■ Description of the task
The pictures stay out; everything else in the entries below must be returned exactly.

■ Data provided
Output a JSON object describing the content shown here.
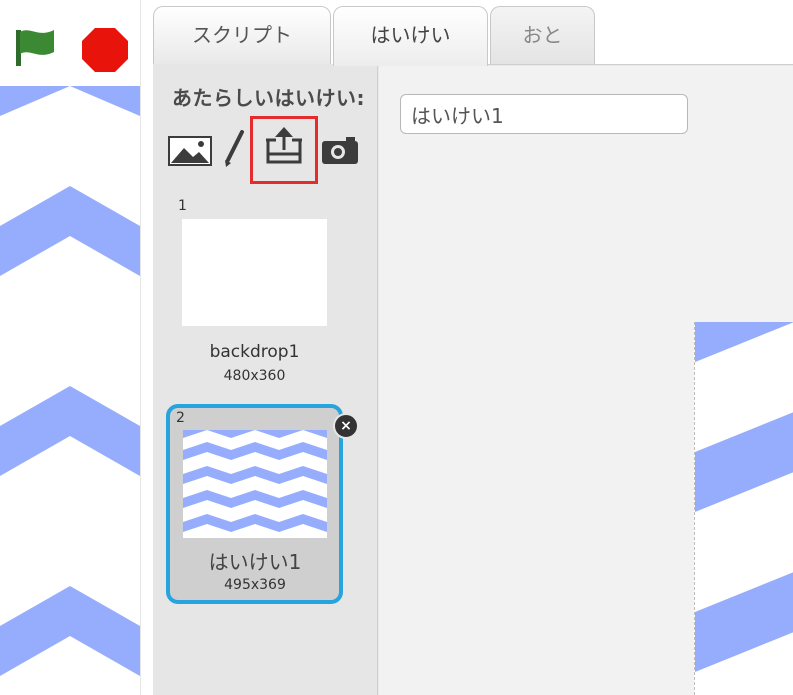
{
  "tabs": {
    "scripts": "スクリプト",
    "backdrops": "はいけい",
    "sounds": "おと"
  },
  "new_backdrop": {
    "label": "あたらしいはいけい:"
  },
  "name_field": {
    "value": "はいけい1"
  },
  "backdrops": [
    {
      "index": "1",
      "name": "backdrop1",
      "size": "480x360"
    },
    {
      "index": "2",
      "name": "はいけい1",
      "size": "495x369"
    }
  ],
  "icons": {
    "green_flag": "green-flag-icon",
    "stop": "stop-icon",
    "paint_picture": "image-icon",
    "paint_brush": "paintbrush-icon",
    "upload": "upload-icon",
    "camera": "camera-icon",
    "delete": "close-icon"
  },
  "colors": {
    "flag_green": "#2e7d32",
    "stop_red": "#e8130b",
    "chevron_blue": "#96acfc",
    "selected_border": "#27a4dd",
    "highlight_red": "#e52b2b"
  }
}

■ Response
Output a JSON object describing the content shown here.
{
  "tabs": {
    "scripts": "スクリプト",
    "backdrops": "はいけい",
    "sounds": "おと"
  },
  "new_backdrop": {
    "label": "あたらしいはいけい:"
  },
  "name_field": {
    "value": "はいけい1"
  },
  "backdrops": [
    {
      "index": "1",
      "name": "backdrop1",
      "size": "480x360"
    },
    {
      "index": "2",
      "name": "はいけい1",
      "size": "495x369"
    }
  ],
  "icons": {
    "green_flag": "green-flag-icon",
    "stop": "stop-icon",
    "paint_picture": "image-icon",
    "paint_brush": "paintbrush-icon",
    "upload": "upload-icon",
    "camera": "camera-icon",
    "delete": "close-icon"
  },
  "colors": {
    "flag_green": "#2e7d32",
    "stop_red": "#e8130b",
    "chevron_blue": "#96acfc",
    "selected_border": "#27a4dd",
    "highlight_red": "#e52b2b"
  }
}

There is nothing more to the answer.